Dataset rows describing interfaces
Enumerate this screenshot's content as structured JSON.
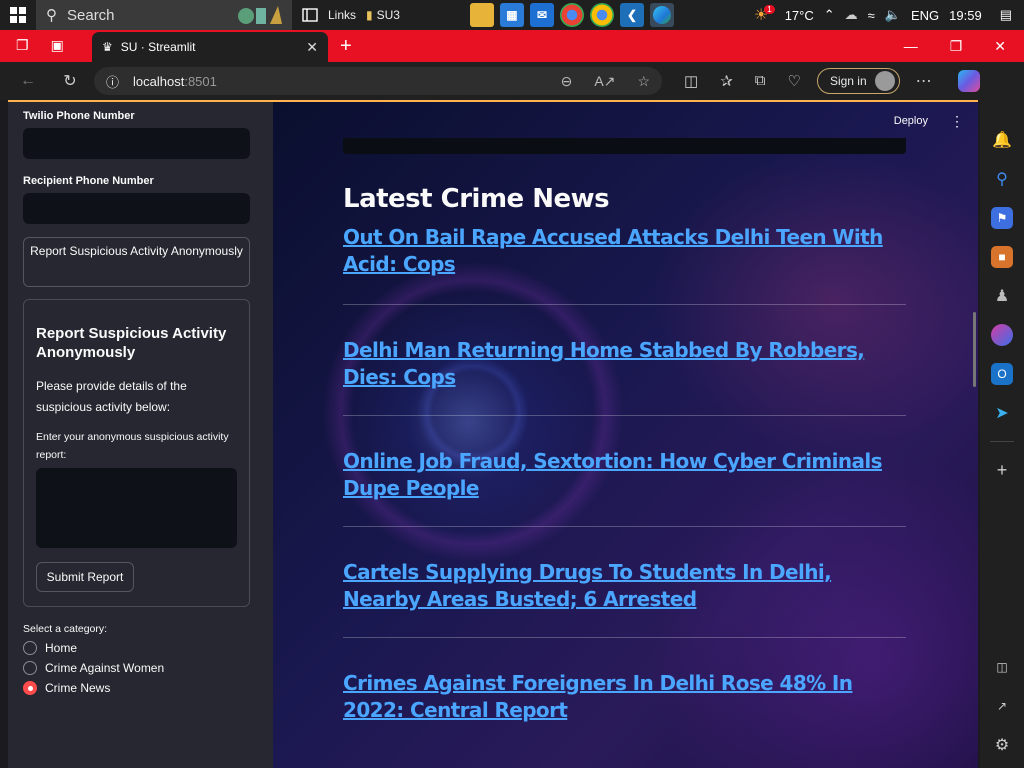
{
  "taskbar": {
    "search_placeholder": "Search",
    "links_label": "Links",
    "folder_label": "SU3",
    "weather": "17°C",
    "language": "ENG",
    "time": "19:59",
    "notification_count": "1"
  },
  "browser": {
    "tab_title": "SU · Streamlit",
    "url_host": "localhost",
    "url_port": ":8501",
    "sign_in": "Sign in"
  },
  "sidebar": {
    "twilio_label": "Twilio Phone Number",
    "recipient_label": "Recipient Phone Number",
    "report_button": "Report Suspicious Activity Anonymously",
    "form_title": "Report Suspicious Activity Anonymously",
    "form_desc": "Please provide details of the suspicious activity below:",
    "form_input_label": "Enter your anonymous suspicious activity report:",
    "submit": "Submit Report",
    "category_label": "Select a category:",
    "categories": [
      "Home",
      "Crime Against Women",
      "Crime News"
    ],
    "selected_category": "Crime News"
  },
  "header": {
    "deploy": "Deploy"
  },
  "main": {
    "title": "Latest Crime News",
    "news": [
      "Out On Bail Rape Accused Attacks Delhi Teen With Acid: Cops",
      "Delhi Man Returning Home Stabbed By Robbers, Dies: Cops",
      "Online Job Fraud, Sextortion: How Cyber Criminals Dupe People",
      "Cartels Supplying Drugs To Students In Delhi, Nearby Areas Busted; 6 Arrested",
      "Crimes Against Foreigners In Delhi Rose 48% In 2022: Central Report"
    ]
  },
  "colors": {
    "accent": "#ff4b4b",
    "link": "#4aa6ff",
    "tabbar": "#e81123"
  }
}
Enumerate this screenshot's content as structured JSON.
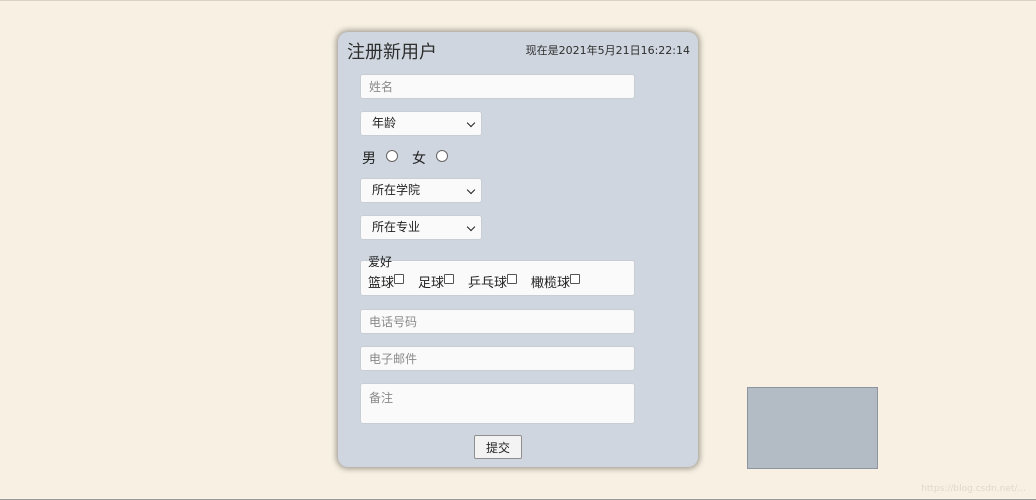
{
  "form": {
    "title": "注册新用户",
    "time_prefix": "现在是",
    "time_value": "2021年5月21日16:22:14",
    "name_placeholder": "姓名",
    "age_select": "年龄",
    "gender": {
      "male": "男",
      "female": "女"
    },
    "college_select": "所在学院",
    "major_select": "所在专业",
    "hobby_legend": "爱好",
    "hobbies": [
      "篮球",
      "足球",
      "乒乓球",
      "橄榄球"
    ],
    "phone_placeholder": "电话号码",
    "email_placeholder": "电子邮件",
    "note_placeholder": "备注",
    "submit_label": "提交"
  },
  "watermark": "https://blog.csdn.net/..."
}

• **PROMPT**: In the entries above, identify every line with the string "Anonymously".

• **FINISHED EXERCISE**:
    "report_button": "Report Suspicious Activity Anonymously",
    "form_title": "Report Suspicious Activity Anonymously",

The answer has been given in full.